While hiccups might seem troublesome for your toddler, she was hiccuping in utero long before she was born -- and was not the least bit bothered by the spasms. Occasionally, a hiccup is more than just a hiccup; it can be a symptom of gastroesophageal reflux. If your toddler has stomach pain with the hiccups, frequent bouts of hiccups, they last for longer than 20 to 30 minutes at a time, or they coincide with another illness such as a persistent cough, talk to your health care provider.
Hiccups are involuntary contractions of your child’s diaphragm, which is the muscular partition between his thorax and abdomen. At the same time the involuntary contraction takes place, air is sucked in suddenly and his glottis -- a flap in the middle part of the larynx that prevents food and liquid from entering the lungs -- closes up briefly, explains the Women’s and Children’s Health Network’s website. Hiccups can occur individually, but often they happen in rhythmic bouts. And while they might be a relatively minor nuisance, the steady interval of contractions might begin to irritate or even scare your youngster.
Identifying the Cause
The culprit behind hiccups is sometimes too much food consumed too quickly; your toddler’s stomach gets full too fast or her abdomen fills with air as she speeds through her green beans or birthday cake, explains the Montreal Children’s Hospital website. If your toddler is a soda fanatic, the carbonated beverage can also affect the diaphragm. A bout of the hiccups might occur after a hot chocolate followed by a cold drink of milk; the sudden change of temperature in her stomach from the hot drink and then the cold one makes her diaphragm begin to contract. Situations unrelated to your toddler’s eating habits can cause hiccups, too, such as taking in excess air during active play or a temper tantrum, and sometimes there is no identifiable cause for the diaphragmatic spasms.
Avoiding the Problem
When your toddler’s hiccups are tied to his eating habits, help him avoid another hiccup session by teaching him to eat meals and snacks slowly, chewing his food thoroughly to avoid overfilling his stomach. Eating slowly also helps to reduce the amount of air he swallows, which decreases the risk of aggravating his diaphragm. Eliminate soda from your toddler’s diet and avoid drastic temperature changes in his food. Make mealtime a calm environment as well to avoid over-excitement that can lead to hiccups.

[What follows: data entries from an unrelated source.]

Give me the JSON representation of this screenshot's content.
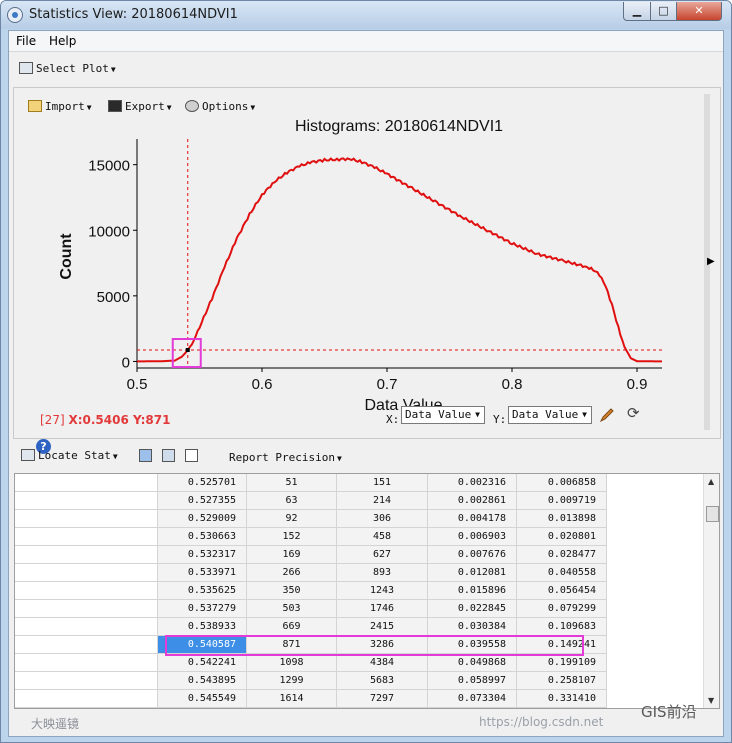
{
  "window": {
    "title": "Statistics View: 20180614NDVI1",
    "min_glyph": "▁",
    "max_glyph": "□",
    "close_glyph": "✕"
  },
  "menu": {
    "file": "File",
    "help": "Help"
  },
  "toolbar": {
    "select_plot": "Select Plot"
  },
  "plot_toolbar": {
    "import": "Import",
    "export": "Export",
    "options": "Options"
  },
  "chart_data": {
    "type": "line",
    "title": "Histograms: 20180614NDVI1",
    "xlabel": "Data Value",
    "ylabel": "Count",
    "xlim": [
      0.5,
      0.92
    ],
    "ylim": [
      -500,
      16500
    ],
    "x_ticks": [
      0.5,
      0.6,
      0.7,
      0.8,
      0.9
    ],
    "x_tick_labels": [
      "0.5",
      "0.6",
      "0.7",
      "0.8",
      "0.9"
    ],
    "y_ticks": [
      0,
      5000,
      10000,
      15000
    ],
    "y_tick_labels": [
      "0",
      "5000",
      "10000",
      "15000"
    ],
    "grid": false,
    "series": [
      {
        "color": "#e01010",
        "x": [
          0.5,
          0.52,
          0.53,
          0.5357,
          0.5373,
          0.5389,
          0.5406,
          0.5422,
          0.5439,
          0.5455,
          0.55,
          0.56,
          0.57,
          0.58,
          0.59,
          0.6,
          0.61,
          0.62,
          0.63,
          0.64,
          0.65,
          0.66,
          0.67,
          0.68,
          0.69,
          0.7,
          0.72,
          0.74,
          0.76,
          0.78,
          0.8,
          0.82,
          0.84,
          0.85,
          0.86,
          0.865,
          0.87,
          0.875,
          0.88,
          0.885,
          0.89,
          0.895,
          0.9,
          0.92
        ],
        "y": [
          0,
          20,
          60,
          350,
          503,
          669,
          871,
          1098,
          1299,
          1614,
          2600,
          4800,
          7200,
          9400,
          11200,
          12700,
          13700,
          14400,
          14900,
          15200,
          15350,
          15400,
          15450,
          15200,
          14800,
          14300,
          13200,
          12100,
          11000,
          10000,
          9000,
          8200,
          7700,
          7450,
          7200,
          7000,
          6600,
          5700,
          4300,
          2600,
          1100,
          250,
          20,
          0
        ]
      }
    ],
    "crosshair": {
      "x": 0.5406,
      "y": 871
    }
  },
  "readout": {
    "index": "[27] ",
    "coord": "X:0.5406 Y:871"
  },
  "axis_controls": {
    "x_label": "X:",
    "x_value": "Data Value",
    "y_label": "Y:",
    "y_value": "Data Value"
  },
  "help": {
    "glyph": "?"
  },
  "icons": {
    "refresh": "⟳"
  },
  "stats_toolbar": {
    "locate_stat": "Locate Stat",
    "report_precision": "Report Precision"
  },
  "table": {
    "rows": [
      [
        "0.525701",
        "51",
        "151",
        "0.002316",
        "0.006858"
      ],
      [
        "0.527355",
        "63",
        "214",
        "0.002861",
        "0.009719"
      ],
      [
        "0.529009",
        "92",
        "306",
        "0.004178",
        "0.013898"
      ],
      [
        "0.530663",
        "152",
        "458",
        "0.006903",
        "0.020801"
      ],
      [
        "0.532317",
        "169",
        "627",
        "0.007676",
        "0.028477"
      ],
      [
        "0.533971",
        "266",
        "893",
        "0.012081",
        "0.040558"
      ],
      [
        "0.535625",
        "350",
        "1243",
        "0.015896",
        "0.056454"
      ],
      [
        "0.537279",
        "503",
        "1746",
        "0.022845",
        "0.079299"
      ],
      [
        "0.538933",
        "669",
        "2415",
        "0.030384",
        "0.109683"
      ],
      [
        "0.540587",
        "871",
        "3286",
        "0.039558",
        "0.149241"
      ],
      [
        "0.542241",
        "1098",
        "4384",
        "0.049868",
        "0.199109"
      ],
      [
        "0.543895",
        "1299",
        "5683",
        "0.058997",
        "0.258107"
      ],
      [
        "0.545549",
        "1614",
        "7297",
        "0.073304",
        "0.331410"
      ]
    ],
    "selected_row": 9
  },
  "footer": {
    "left_text": "大映遥镜",
    "url_text": "https://blog.csdn.net",
    "logo_text": "GIS前沿"
  }
}
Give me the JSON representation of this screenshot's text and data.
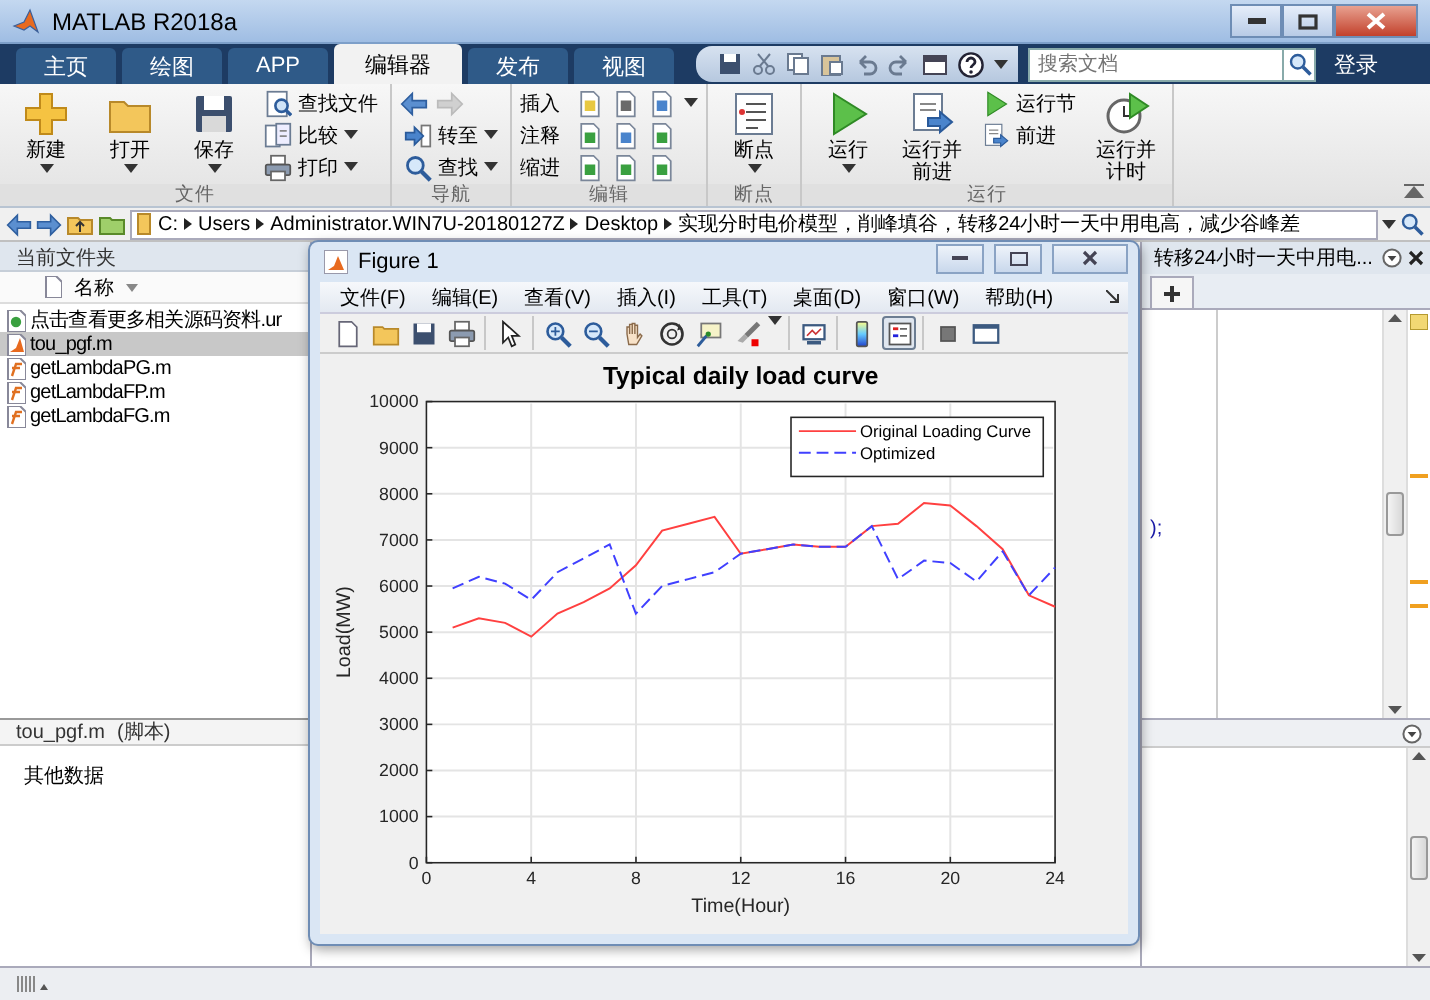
{
  "window": {
    "title": "MATLAB R2018a"
  },
  "tabs": [
    {
      "label": "主页",
      "selected": false
    },
    {
      "label": "绘图",
      "selected": false
    },
    {
      "label": "APP",
      "selected": false
    },
    {
      "label": "编辑器",
      "selected": true
    },
    {
      "label": "发布",
      "selected": false
    },
    {
      "label": "视图",
      "selected": false
    }
  ],
  "search": {
    "placeholder": "搜索文档"
  },
  "sign_in": "登录",
  "ribbon": [
    {
      "label": "文件",
      "columns": [
        [
          {
            "kind": "large",
            "label": "新建",
            "dropdown": true
          }
        ],
        [
          {
            "kind": "large",
            "label": "打开",
            "dropdown": true
          }
        ],
        [
          {
            "kind": "large",
            "label": "保存",
            "dropdown": true
          }
        ],
        [
          {
            "kind": "small",
            "label": "查找文件",
            "dropdown": false
          },
          {
            "kind": "small",
            "label": "比较",
            "dropdown": true
          },
          {
            "kind": "small",
            "label": "打印",
            "dropdown": true
          }
        ]
      ]
    },
    {
      "label": "导航",
      "columns": [
        [
          {
            "kind": "history",
            "forward_disabled": true
          },
          {
            "kind": "small",
            "label": "转至",
            "dropdown": true
          },
          {
            "kind": "small",
            "label": "查找",
            "dropdown": true
          }
        ]
      ]
    },
    {
      "label": "编辑",
      "columns": [
        [
          {
            "kind": "tools",
            "label": "插入",
            "dropdown": true
          },
          {
            "kind": "tools",
            "label": "注释",
            "dropdown": false
          },
          {
            "kind": "tools",
            "label": "缩进",
            "dropdown": false
          }
        ]
      ]
    },
    {
      "label": "断点",
      "columns": [
        [
          {
            "kind": "large",
            "label": "断点",
            "dropdown": true
          }
        ]
      ]
    },
    {
      "label": "运行",
      "columns": [
        [
          {
            "kind": "large",
            "label": "运行",
            "dropdown": true
          }
        ],
        [
          {
            "kind": "large",
            "label": "运行并前进",
            "dropdown": false
          }
        ],
        [
          {
            "kind": "small",
            "label": "运行节",
            "dropdown": false
          },
          {
            "kind": "small",
            "label": "前进",
            "dropdown": false
          }
        ],
        [
          {
            "kind": "large",
            "label": "运行并计时",
            "dropdown": false
          }
        ]
      ]
    }
  ],
  "address": {
    "crumbs": [
      "C:",
      "Users",
      "Administrator.WIN7U-20180127Z",
      "Desktop",
      "实现分时电价模型，削峰填谷，转移24小时一天中用电高，减少谷峰差"
    ]
  },
  "current_folder": {
    "title": "当前文件夹",
    "column": "名称",
    "files": [
      {
        "name": "点击查看更多相关源码资料.ur",
        "kind": "url",
        "selected": false
      },
      {
        "name": "tou_pgf.m",
        "kind": "script",
        "selected": true
      },
      {
        "name": "getLambdaPG.m",
        "kind": "function",
        "selected": false
      },
      {
        "name": "getLambdaFP.m",
        "kind": "function",
        "selected": false
      },
      {
        "name": "getLambdaFG.m",
        "kind": "function",
        "selected": false
      }
    ]
  },
  "details": {
    "file": "tou_pgf.m",
    "type": "(脚本)",
    "text": "其他数据"
  },
  "editor": {
    "document": "转移24小时一天中用电...",
    "code_fragment": ");"
  },
  "figure": {
    "title": "Figure 1",
    "menu": [
      "文件(F)",
      "编辑(E)",
      "查看(V)",
      "插入(I)",
      "工具(T)",
      "桌面(D)",
      "窗口(W)",
      "帮助(H)"
    ],
    "toolbar": [
      [
        {
          "kind": "new",
          "pressed": false
        },
        {
          "kind": "open",
          "pressed": false
        },
        {
          "kind": "save",
          "pressed": false
        },
        {
          "kind": "print",
          "pressed": false
        }
      ],
      [
        {
          "kind": "pointer",
          "pressed": false
        }
      ],
      [
        {
          "kind": "zoom-in",
          "pressed": false
        },
        {
          "kind": "zoom-out",
          "pressed": false
        },
        {
          "kind": "pan",
          "pressed": false
        },
        {
          "kind": "rotate",
          "pressed": false
        },
        {
          "kind": "data-cursor",
          "pressed": false
        },
        {
          "kind": "brush",
          "pressed": false
        }
      ],
      [
        {
          "kind": "link",
          "pressed": false
        }
      ],
      [
        {
          "kind": "colorbar",
          "pressed": false
        },
        {
          "kind": "legend",
          "pressed": true
        }
      ],
      [
        {
          "kind": "hide",
          "pressed": false
        },
        {
          "kind": "dock",
          "pressed": false
        }
      ]
    ],
    "chart_data": {
      "type": "line",
      "title": "Typical daily load curve",
      "xlabel": "Time(Hour)",
      "ylabel": "Load(MW)",
      "x": [
        1,
        2,
        3,
        4,
        5,
        6,
        7,
        8,
        9,
        10,
        11,
        12,
        13,
        14,
        15,
        16,
        17,
        18,
        19,
        20,
        21,
        22,
        23,
        24
      ],
      "series": [
        {
          "name": "Original Loading Curve",
          "color": "#ff4040",
          "line_style": "solid",
          "values": [
            5100,
            5300,
            5200,
            4900,
            5400,
            5650,
            5950,
            6450,
            7200,
            7350,
            7500,
            6700,
            6800,
            6900,
            6850,
            6850,
            7300,
            7350,
            7800,
            7750,
            7300,
            6800,
            5800,
            5550
          ]
        },
        {
          "name": "Optimized",
          "color": "#4040ff",
          "line_style": "dashed",
          "values": [
            5950,
            6200,
            6050,
            5700,
            6300,
            6600,
            6900,
            5400,
            6000,
            6150,
            6300,
            6700,
            6800,
            6900,
            6850,
            6850,
            7300,
            6150,
            6550,
            6500,
            6100,
            6750,
            5800,
            6400
          ]
        }
      ],
      "grid": true,
      "legend": true,
      "xlim": [
        0,
        24
      ],
      "ylim": [
        0,
        10000
      ],
      "xticks": [
        0,
        4,
        8,
        12,
        16,
        20,
        24
      ],
      "yticks": [
        0,
        1000,
        2000,
        3000,
        4000,
        5000,
        6000,
        7000,
        8000,
        9000,
        10000
      ]
    }
  }
}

A multitude of theories surround effective hiccup treatments. However, startling your youngster, having her stand on her head or feeding her a spoonful of peanut butter could certainly do more harm than good. Instead, focus on helping your child cope if she is bothered or scared by the spasms. Cuddle together, rub or pat her back or sit together and let the rhythmic motion of a rocking chair calm her down. Try a few safe techniques to help your toddler's hiccups pass, such as having her drinking a small cup of water or breathing into a paper -- not plastic -- bag. Tickling your toddler might ease her hiccups -- or distract her until they pass on their own. If your toddler begins to hiccup while eating, have her spit out the food quickly to avoid a choking hazard. Wait for the spasms to pass before resuming the meal.